With the detectors which have been specifically designed for students the young researches get the chance to detect cosmic rays themselves. If particles from outer space hit the Earth's atmosphere they produce new particles, called muons. The central question on the International Cosmic Day will be the arrival direction of those muons. Do muons reach us from all directions equally since outer space surrounds us?

Scientists and teachers help to plan and realize the measurements and to analyze and present the data. Following the question “What did we measure and why?” the students will quickly learn to play the roles of scientists. The groups of students participating worldwide can develop and discuss ideas together in video chats several times during the day. The presentation of the results is one of the most important steps of the project just like in a real international collaboration.

Cowley Students will have the opportunity to learn about high energy particle physics and the standard model of the atom before being introduced to the Quarknet cosmic ray detector. They will then design their experiment based on the parameters established by the event. After collecting their data and determining the results of their data, they will share their data in an early morning video conference with the team that usually includes CERN, DESY and other student groups from Europe and Asia. Later that afternoon, they will participate in another video conference with Fermilab and students from across the USA. Their final product will include an article that will be published with all the other student groups participating.

A novelty this year is the participation of scientists from the two renowned collaborations ATLAS and IceCube, who will analyze their data regarding the questions addressed by the International Cosmic Day. ATLAS is a high-energy experiment at the Large Hadron Collider at CERN and focuses on the investigation of the fundamental forces of nature. For this goal protons are accelerated and brought to collision to measure the resulting particles.
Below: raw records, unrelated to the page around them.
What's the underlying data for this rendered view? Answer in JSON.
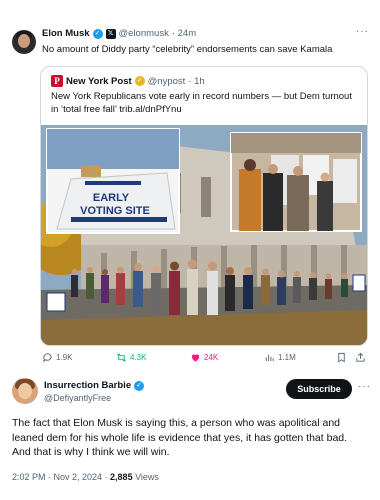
{
  "top_tweet": {
    "name": "Elon Musk",
    "handle": "@elonmusk",
    "time": "· 24m",
    "text": "No amount of Diddy party “celebrity” endorsements can save Kamala",
    "x_badge": "𝕏"
  },
  "quote": {
    "name": "New York Post",
    "handle": "@nypost",
    "time": "· 1h",
    "logo_letter": "P",
    "text": "New York Republicans vote early in record numbers — but Dem turnout in ‘total free fall’ trib.al/dnPfYnu",
    "sign_line1": "EARLY",
    "sign_line2": "VOTING SITE"
  },
  "actions": {
    "replies": "1.9K",
    "reposts": "4.3K",
    "likes": "24K",
    "views": "1.1M"
  },
  "reply": {
    "name": "Insurrection Barbie",
    "handle": "@DefiyantlyFree",
    "subscribe_label": "Subscribe",
    "text": "The fact that Elon Musk is saying this, a person who was apolitical and leaned dem for his whole life is evidence that yes, it has gotten that bad. And that is why I think we will win.",
    "timestamp": "2:02 PM · Nov 2, 2024 · ",
    "views_count": "2,885",
    "views_label": " Views"
  },
  "colors": {
    "accent": "#1d9bf0",
    "repost": "#00ba7c",
    "like": "#f91880",
    "nyp_red": "#c8102e"
  },
  "icons": [
    "verified-icon",
    "x-premium-icon",
    "reply-icon",
    "repost-icon",
    "like-icon",
    "views-icon",
    "bookmark-icon",
    "share-icon",
    "more-icon"
  ]
}
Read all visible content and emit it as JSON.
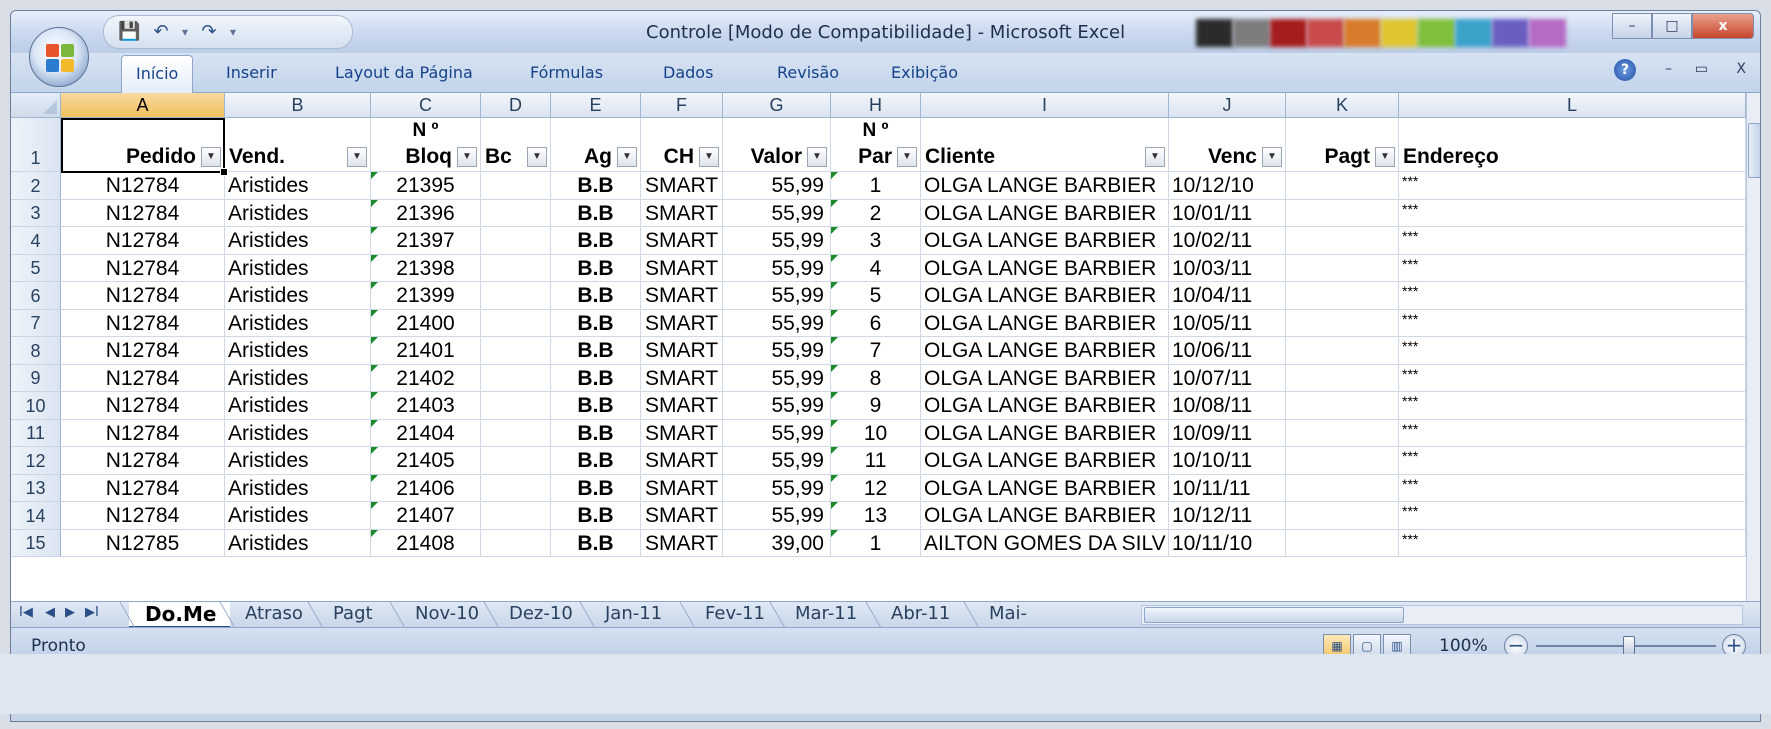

The astroparticle physics experiment IceCube detects the elusive neutrinos from far-away sources. It explores the physics at exploding stars, gamma-ray bursts, and other origins of high-energy neutrinos. While both experiments follow different aims, they both also detect the ever-present muon.